This blog is cross posted on EDF Climate Corps.

This summer, EDF Climate Corps placed 116 fellows within leading organizations to identify strategic energy management opportunities. These fellows spent their summer working on a variety of projects from energy efficiency to sustainability planning, employee engagement, demand response and energy information systems. Read below to learn more about three of our fellows, David, Jacob and Nicholas, who worked at Facebook, Shorenstein Realty Services and Bay Area Climate Collaborative to once again raise the bar on energy management best practices.

David Wang

Name: David Wang (’15)
Hometown: Renton, WA
Host Organization: Facebook
School: University of Michigan, Erb Institute
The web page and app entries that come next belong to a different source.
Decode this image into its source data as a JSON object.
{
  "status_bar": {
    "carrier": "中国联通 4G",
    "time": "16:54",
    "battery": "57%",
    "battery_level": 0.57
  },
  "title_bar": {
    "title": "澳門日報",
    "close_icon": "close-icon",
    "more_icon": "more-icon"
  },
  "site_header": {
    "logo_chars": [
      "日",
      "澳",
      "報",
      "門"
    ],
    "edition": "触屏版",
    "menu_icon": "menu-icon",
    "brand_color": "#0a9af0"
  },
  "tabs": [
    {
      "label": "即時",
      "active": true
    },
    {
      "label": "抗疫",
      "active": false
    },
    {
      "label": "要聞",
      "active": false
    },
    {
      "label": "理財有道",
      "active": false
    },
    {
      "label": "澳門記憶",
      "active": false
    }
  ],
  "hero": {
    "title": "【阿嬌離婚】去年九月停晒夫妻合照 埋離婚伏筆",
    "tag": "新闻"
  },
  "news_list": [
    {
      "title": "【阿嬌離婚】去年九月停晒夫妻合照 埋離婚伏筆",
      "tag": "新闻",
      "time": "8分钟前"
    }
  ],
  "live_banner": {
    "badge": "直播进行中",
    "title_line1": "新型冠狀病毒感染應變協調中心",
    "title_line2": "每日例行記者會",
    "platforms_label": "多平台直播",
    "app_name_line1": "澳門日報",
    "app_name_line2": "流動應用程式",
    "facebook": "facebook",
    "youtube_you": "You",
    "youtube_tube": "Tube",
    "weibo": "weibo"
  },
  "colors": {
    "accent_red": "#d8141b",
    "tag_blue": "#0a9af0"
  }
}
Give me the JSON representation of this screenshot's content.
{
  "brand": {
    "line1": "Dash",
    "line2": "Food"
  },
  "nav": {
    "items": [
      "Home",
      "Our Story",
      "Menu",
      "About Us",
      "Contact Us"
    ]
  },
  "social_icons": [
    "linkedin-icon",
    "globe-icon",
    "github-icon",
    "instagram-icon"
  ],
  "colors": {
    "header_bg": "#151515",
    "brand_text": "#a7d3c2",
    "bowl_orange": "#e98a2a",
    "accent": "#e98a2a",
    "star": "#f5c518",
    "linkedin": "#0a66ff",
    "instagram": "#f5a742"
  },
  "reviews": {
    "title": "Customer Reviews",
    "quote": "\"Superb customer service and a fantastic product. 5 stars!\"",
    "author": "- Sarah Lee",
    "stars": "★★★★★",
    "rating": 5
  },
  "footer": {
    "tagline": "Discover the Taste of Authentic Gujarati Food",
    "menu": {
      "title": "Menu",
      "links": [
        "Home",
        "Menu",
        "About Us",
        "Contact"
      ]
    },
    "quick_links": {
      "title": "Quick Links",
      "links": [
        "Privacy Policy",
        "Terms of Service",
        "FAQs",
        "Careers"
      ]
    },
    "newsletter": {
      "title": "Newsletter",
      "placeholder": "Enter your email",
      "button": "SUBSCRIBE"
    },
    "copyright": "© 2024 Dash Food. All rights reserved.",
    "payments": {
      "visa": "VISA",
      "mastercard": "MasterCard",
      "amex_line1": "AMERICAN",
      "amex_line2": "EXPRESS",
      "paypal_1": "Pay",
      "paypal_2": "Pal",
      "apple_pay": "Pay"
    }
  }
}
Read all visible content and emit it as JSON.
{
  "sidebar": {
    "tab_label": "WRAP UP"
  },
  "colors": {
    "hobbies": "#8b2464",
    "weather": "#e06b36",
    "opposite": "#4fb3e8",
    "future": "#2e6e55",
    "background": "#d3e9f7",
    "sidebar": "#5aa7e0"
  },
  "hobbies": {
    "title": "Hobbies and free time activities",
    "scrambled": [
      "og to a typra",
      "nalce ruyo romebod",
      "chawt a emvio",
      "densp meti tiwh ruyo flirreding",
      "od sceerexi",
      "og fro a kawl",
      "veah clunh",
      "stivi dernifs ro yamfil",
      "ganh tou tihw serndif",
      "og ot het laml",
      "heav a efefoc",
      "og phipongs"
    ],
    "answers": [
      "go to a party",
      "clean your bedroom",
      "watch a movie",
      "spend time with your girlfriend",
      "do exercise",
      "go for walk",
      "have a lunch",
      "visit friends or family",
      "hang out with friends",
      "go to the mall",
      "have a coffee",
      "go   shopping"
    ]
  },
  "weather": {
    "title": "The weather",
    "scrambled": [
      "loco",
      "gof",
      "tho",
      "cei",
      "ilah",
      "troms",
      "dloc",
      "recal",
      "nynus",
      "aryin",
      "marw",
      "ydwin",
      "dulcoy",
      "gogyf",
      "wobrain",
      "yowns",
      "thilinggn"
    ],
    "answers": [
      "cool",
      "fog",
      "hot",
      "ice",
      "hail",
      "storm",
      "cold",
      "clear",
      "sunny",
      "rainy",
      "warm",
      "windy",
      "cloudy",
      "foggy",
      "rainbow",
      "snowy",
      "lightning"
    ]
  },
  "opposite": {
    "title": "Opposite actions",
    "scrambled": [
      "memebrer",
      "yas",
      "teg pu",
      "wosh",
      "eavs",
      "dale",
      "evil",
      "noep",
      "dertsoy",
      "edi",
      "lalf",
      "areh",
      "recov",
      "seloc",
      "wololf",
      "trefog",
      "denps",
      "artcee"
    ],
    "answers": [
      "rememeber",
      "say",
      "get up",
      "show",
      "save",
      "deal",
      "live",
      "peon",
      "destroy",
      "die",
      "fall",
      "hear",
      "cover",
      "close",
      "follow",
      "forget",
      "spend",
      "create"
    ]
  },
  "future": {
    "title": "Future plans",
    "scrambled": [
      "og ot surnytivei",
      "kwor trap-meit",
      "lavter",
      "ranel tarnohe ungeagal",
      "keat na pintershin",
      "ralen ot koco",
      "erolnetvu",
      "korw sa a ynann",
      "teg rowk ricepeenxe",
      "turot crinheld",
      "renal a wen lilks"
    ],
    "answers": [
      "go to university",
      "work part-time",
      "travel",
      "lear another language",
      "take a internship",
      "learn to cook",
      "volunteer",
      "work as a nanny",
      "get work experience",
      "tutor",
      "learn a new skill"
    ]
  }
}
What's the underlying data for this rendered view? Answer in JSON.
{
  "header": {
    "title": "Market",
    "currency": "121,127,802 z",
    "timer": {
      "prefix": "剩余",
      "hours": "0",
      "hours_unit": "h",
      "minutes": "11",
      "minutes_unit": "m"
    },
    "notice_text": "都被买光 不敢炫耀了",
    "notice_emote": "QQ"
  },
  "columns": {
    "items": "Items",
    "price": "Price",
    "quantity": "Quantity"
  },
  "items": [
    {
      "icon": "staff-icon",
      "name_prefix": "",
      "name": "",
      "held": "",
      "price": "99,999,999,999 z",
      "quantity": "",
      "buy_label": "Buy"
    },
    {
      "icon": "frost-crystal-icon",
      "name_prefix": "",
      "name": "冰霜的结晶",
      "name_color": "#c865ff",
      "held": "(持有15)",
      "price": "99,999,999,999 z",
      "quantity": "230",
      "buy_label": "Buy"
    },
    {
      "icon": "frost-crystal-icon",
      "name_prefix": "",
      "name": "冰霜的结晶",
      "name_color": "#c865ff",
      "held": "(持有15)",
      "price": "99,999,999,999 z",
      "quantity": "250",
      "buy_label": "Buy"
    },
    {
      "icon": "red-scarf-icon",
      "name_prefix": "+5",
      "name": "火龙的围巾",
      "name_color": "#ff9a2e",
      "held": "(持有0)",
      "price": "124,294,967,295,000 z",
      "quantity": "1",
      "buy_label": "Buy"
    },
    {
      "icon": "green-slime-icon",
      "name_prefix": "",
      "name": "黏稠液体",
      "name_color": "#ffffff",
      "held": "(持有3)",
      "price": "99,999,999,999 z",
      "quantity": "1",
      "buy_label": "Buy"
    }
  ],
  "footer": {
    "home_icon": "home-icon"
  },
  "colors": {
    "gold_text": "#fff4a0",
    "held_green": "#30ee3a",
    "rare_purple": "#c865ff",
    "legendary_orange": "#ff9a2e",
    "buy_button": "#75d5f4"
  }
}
Q: Why did you want to join EDF Climate Corps? 
A: I wanted to explore corporate sustainability. I thought EDF Climate Corps would be a great way to do that because energy efficiency is a fundamental aspect of corporate sustainability. I was excited to join Facebook, a company that has pursued sustainability for a while and has a reputation for innovation.

Q: What are you working on this summer?
A: Most of the projects I am working on are standard energy efficiency projects involving lighting and HVAC efficiency, but I am also working on employee engagement and organizational behavior. In addition, Facebook was an early adopter of a new solar cogeneration technology, so I am also evaluating system performance to enhance our understanding how the systems work under different conditions.

Q: What is the most difficult part about tackling this project?
A: Facebook is hitting the limits to what building controls can do without actively engaging its thousands of employees. The next steps will likely require employee buy-in, which means understanding how efficiency and sustainability fit into how the company operates. That’s tough stuff.

Q: Have you found ways to overcome this? 
A: Facebook is a very data driven company, so I am trying to gather as much data as I can related to energy use and then message that out. Also, I’ve found it useful to use pre-established methods of internal communication. It may seem obvious, but we use Facebook groups and events here to organize and communicate. I’ve found those successful.

Q: What is the best piece of advice you’ve received from your supervisor? 
A: She made it very clear at the onset that it’s important to understand Facebook’s unique values and company culture. She helped me learn about the initiatives that Facebook has tried in the past that didn’t work and how that relates to the values and work culture here.